── Dataset ──
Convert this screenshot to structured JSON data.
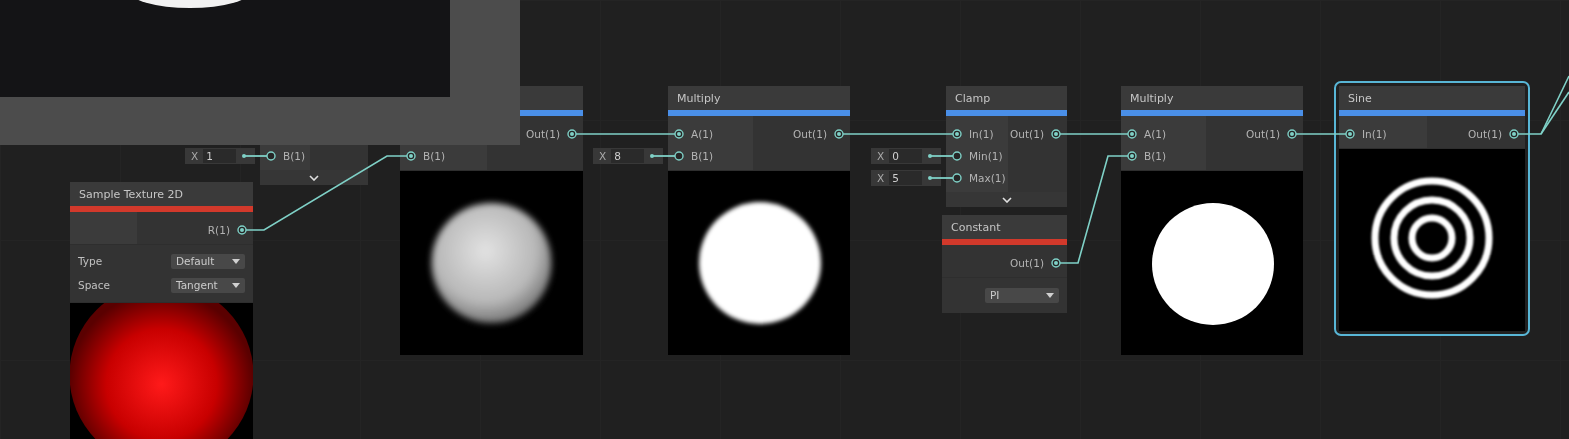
{
  "main_preview": {
    "kind": "picture"
  },
  "nodes": [
    {
      "selected": false,
      "inputs": [
        {
          "label": "B(1)",
          "axis": "X",
          "value": "1",
          "connected": false
        }
      ],
      "expandable": true
    },
    {
      "color": "#4a8fe8",
      "selected": false,
      "inputs": [
        {
          "label": "B(1)",
          "connected": true
        }
      ],
      "outputs": [
        {
          "label": "Out(1)",
          "connected": true
        }
      ],
      "preview": {
        "kind": "picture"
      }
    },
    {
      "title": "Sample Texture 2D",
      "color": "#d2392b",
      "selected": false,
      "outputs": [
        {
          "label": "R(1)",
          "connected": true
        }
      ],
      "settings": [
        {
          "label": "Type",
          "value": "Default"
        },
        {
          "label": "Space",
          "value": "Tangent"
        }
      ],
      "preview": {
        "kind": "picture"
      }
    },
    {
      "title": "Multiply",
      "color": "#4a8fe8",
      "selected": false,
      "inputs": [
        {
          "label": "A(1)",
          "connected": true
        },
        {
          "label": "B(1)",
          "axis": "X",
          "value": "8",
          "connected": false
        }
      ],
      "outputs": [
        {
          "label": "Out(1)",
          "connected": true
        }
      ],
      "preview": {
        "kind": "picture"
      }
    },
    {
      "title": "Clamp",
      "color": "#4a8fe8",
      "selected": false,
      "inputs": [
        {
          "label": "In(1)",
          "connected": true
        },
        {
          "label": "Min(1)",
          "axis": "X",
          "value": "0",
          "connected": false
        },
        {
          "label": "Max(1)",
          "axis": "X",
          "value": "5",
          "connected": false
        }
      ],
      "outputs": [
        {
          "label": "Out(1)",
          "connected": true
        }
      ],
      "expandable": true
    },
    {
      "title": "Constant",
      "color": "#d2392b",
      "selected": false,
      "outputs": [
        {
          "label": "Out(1)",
          "connected": true
        }
      ],
      "settings": [
        {
          "value": "PI"
        }
      ]
    },
    {
      "title": "Multiply",
      "color": "#4a8fe8",
      "selected": false,
      "inputs": [
        {
          "label": "A(1)",
          "connected": true
        },
        {
          "label": "B(1)",
          "connected": true
        }
      ],
      "outputs": [
        {
          "label": "Out(1)",
          "connected": true
        }
      ],
      "preview": {
        "kind": "picture"
      }
    },
    {
      "title": "Sine",
      "color": "#4a8fe8",
      "selected": true,
      "inputs": [
        {
          "label": "In(1)",
          "connected": true
        }
      ],
      "outputs": [
        {
          "label": "Out(1)",
          "connected": true
        }
      ],
      "preview": {
        "kind": "picture"
      }
    }
  ]
}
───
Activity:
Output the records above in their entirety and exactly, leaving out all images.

Worked solution:
Convert this screenshot to structured JSON data.
{
  "main_preview": {
    "kind": "picture"
  },
  "nodes": [
    {
      "selected": false,
      "inputs": [
        {
          "label": "B(1)",
          "axis": "X",
          "value": "1",
          "connected": false
        }
      ],
      "expandable": true
    },
    {
      "color": "#4a8fe8",
      "selected": false,
      "inputs": [
        {
          "label": "B(1)",
          "connected": true
        }
      ],
      "outputs": [
        {
          "label": "Out(1)",
          "connected": true
        }
      ],
      "preview": {
        "kind": "picture"
      }
    },
    {
      "title": "Sample Texture 2D",
      "color": "#d2392b",
      "selected": false,
      "outputs": [
        {
          "label": "R(1)",
          "connected": true
        }
      ],
      "settings": [
        {
          "label": "Type",
          "value": "Default"
        },
        {
          "label": "Space",
          "value": "Tangent"
        }
      ],
      "preview": {
        "kind": "picture"
      }
    },
    {
      "title": "Multiply",
      "color": "#4a8fe8",
      "selected": false,
      "inputs": [
        {
          "label": "A(1)",
          "connected": true
        },
        {
          "label": "B(1)",
          "axis": "X",
          "value": "8",
          "connected": false
        }
      ],
      "outputs": [
        {
          "label": "Out(1)",
          "connected": true
        }
      ],
      "preview": {
        "kind": "picture"
      }
    },
    {
      "title": "Clamp",
      "color": "#4a8fe8",
      "selected": false,
      "inputs": [
        {
          "label": "In(1)",
          "connected": true
        },
        {
          "label": "Min(1)",
          "axis": "X",
          "value": "0",
          "connected": false
        },
        {
          "label": "Max(1)",
          "axis": "X",
          "value": "5",
          "connected": false
        }
      ],
      "outputs": [
        {
          "label": "Out(1)",
          "connected": true
        }
      ],
      "expandable": true
    },
    {
      "title": "Constant",
      "color": "#d2392b",
      "selected": false,
      "outputs": [
        {
          "label": "Out(1)",
          "connected": true
        }
      ],
      "settings": [
        {
          "value": "PI"
        }
      ]
    },
    {
      "title": "Multiply",
      "color": "#4a8fe8",
      "selected": false,
      "inputs": [
        {
          "label": "A(1)",
          "connected": true
        },
        {
          "label": "B(1)",
          "connected": true
        }
      ],
      "outputs": [
        {
          "label": "Out(1)",
          "connected": true
        }
      ],
      "preview": {
        "kind": "picture"
      }
    },
    {
      "title": "Sine",
      "color": "#4a8fe8",
      "selected": true,
      "inputs": [
        {
          "label": "In(1)",
          "connected": true
        }
      ],
      "outputs": [
        {
          "label": "Out(1)",
          "connected": true
        }
      ],
      "preview": {
        "kind": "picture"
      }
    }
  ]
}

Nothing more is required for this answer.